Radial Head Excision
Other popular names
Who does it affect?
People whom have sustained a previous injury to the radial head.
What is it?
The radial head of the elbow joint is removed.
When is a radial head excision used?
When someone experiences severe pain that does not settle with conservative measures. Sometimes the radial head is removed in patients with Rheumatoid arthritis.
Bone damage is examined by x-ray.
Due to chronic damage, the use of plaster casts or other means will not help and surgery is the only available option.
Surgery is carried out under general anaesthetic and takes about 20-40 minutes. In many cases we also apply an arm block, which is an injection around the shoulder to temporarily prevent the nerves in the arm from carrying pain signals to the brain. The aim of this bock is to lessen the post-operative pain in the elbow. It will also have the effect of temporarily paralysing the arm on the day of the surgery.

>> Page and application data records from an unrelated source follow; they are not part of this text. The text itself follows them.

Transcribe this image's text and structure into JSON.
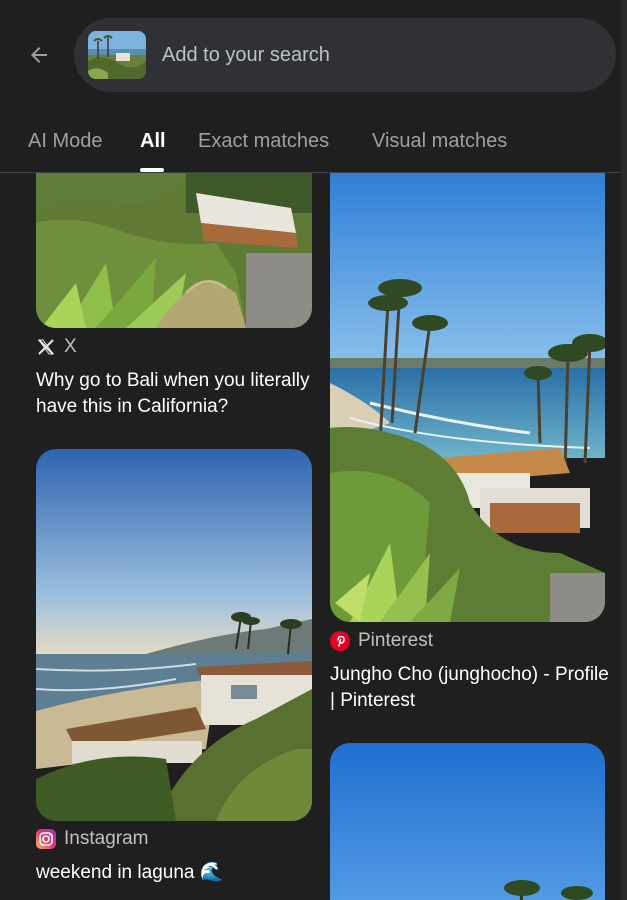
{
  "header": {
    "back_icon": "arrow-left-icon",
    "search_placeholder": "Add to your search"
  },
  "tabs": [
    {
      "label": "AI Mode",
      "active": false
    },
    {
      "label": "All",
      "active": true
    },
    {
      "label": "Exact matches",
      "active": false
    },
    {
      "label": "Visual matches",
      "active": false
    }
  ],
  "results": [
    {
      "source": "X",
      "source_icon": "x-logo-icon",
      "title": "Why go to Bali when you literally have this in California?"
    },
    {
      "source": "Pinterest",
      "source_icon": "pinterest-logo-icon",
      "title": "Jungho Cho (junghocho) - Profile | Pinterest"
    },
    {
      "source": "Instagram",
      "source_icon": "instagram-logo-icon",
      "title": "weekend in laguna 🌊"
    }
  ],
  "colors": {
    "background": "#1f1f1f",
    "search_pill": "#303134",
    "pinterest_red": "#e60023",
    "text_primary": "#ffffff",
    "text_secondary": "#9aa0a6"
  }
}
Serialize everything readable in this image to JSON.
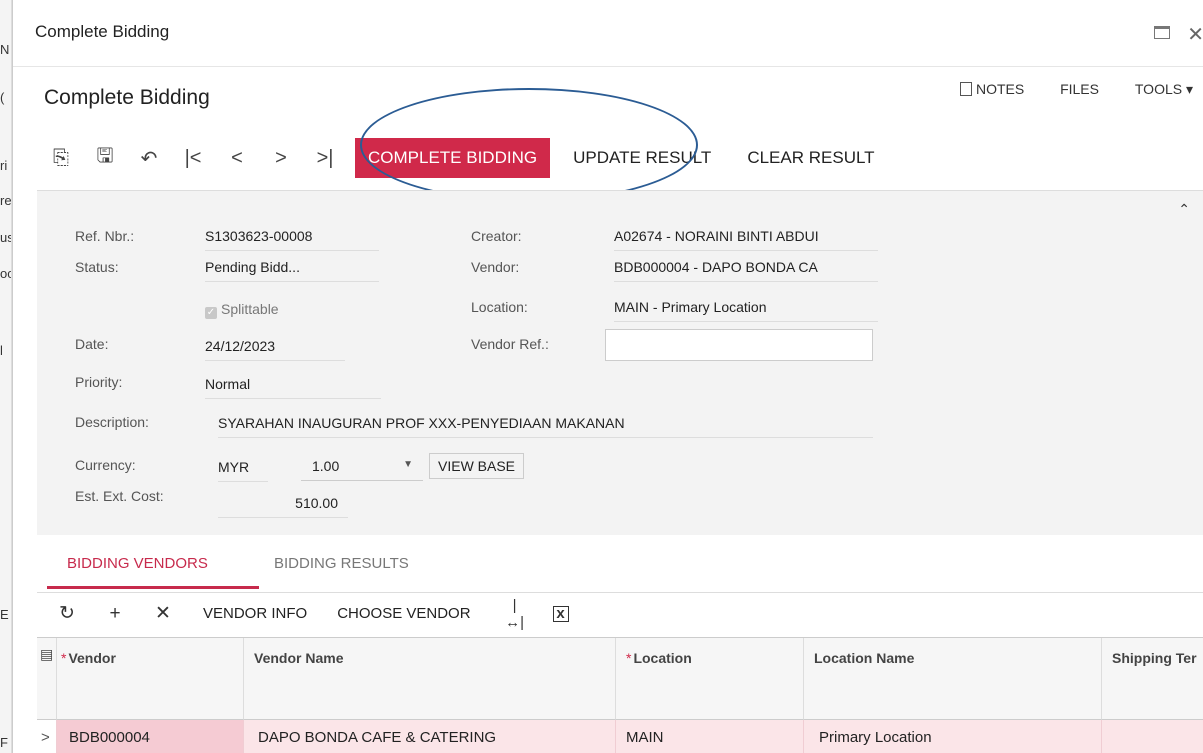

An incision is made on the outer aspect of the elbow. It is approximately 5cm long. The radial head is removed and the wound is sutured closed. A bulky dressing is applied.
You can go home soon after the operation. The anaesthetic will wear off after approximately 6 hours. Simple analgesia (pain killers) usually controls the pain and should be started before the anaesthetic has worn off. The arm should be elevated as much as possible for the first 5 days to prevent the hand and fingers swelling. Gently bend and straighten the fingers and elbow from day 1. The dressing will be removed soon after your operation. The wound is cleaned and redressed with a simple dressing. Avoid forced gripping or lifting heavy objects for 2-3 weeks. The sutures a trimmed 12 days after the operation. You should notice an improvement in symptoms within a few weeks but the final result may take some 3-6 months.
Return to normal routine
Keep the wound dry until the stitches are out at 12 days.
Return to driving:
The hand needs to have full control of the steering wheel and left hand the gear stick. You are advised to avoid driving for at least 7 days or until the sutures (stitches) are removed.
Return to work:
Everyone has different work environments. Returning to heavy manual labour should be prevented for approximately 4 - 6 weeks. Early return to heavy work may cause the tendons and nerve to scar into the released ligament. You will be given advice on your own particular situation.
Overall over 95% are happy with the result. However complications can occur.
General risks (less than 1% each):
- Neuroma (nerve pain)
Reflex Sympathetic Dystrophy - RSD (<1% people suffer a reaction to surgery with painful stiff hands, which can occur with any elbow surgery from a minor procedure to a complex reconstruction).
- Nerve damage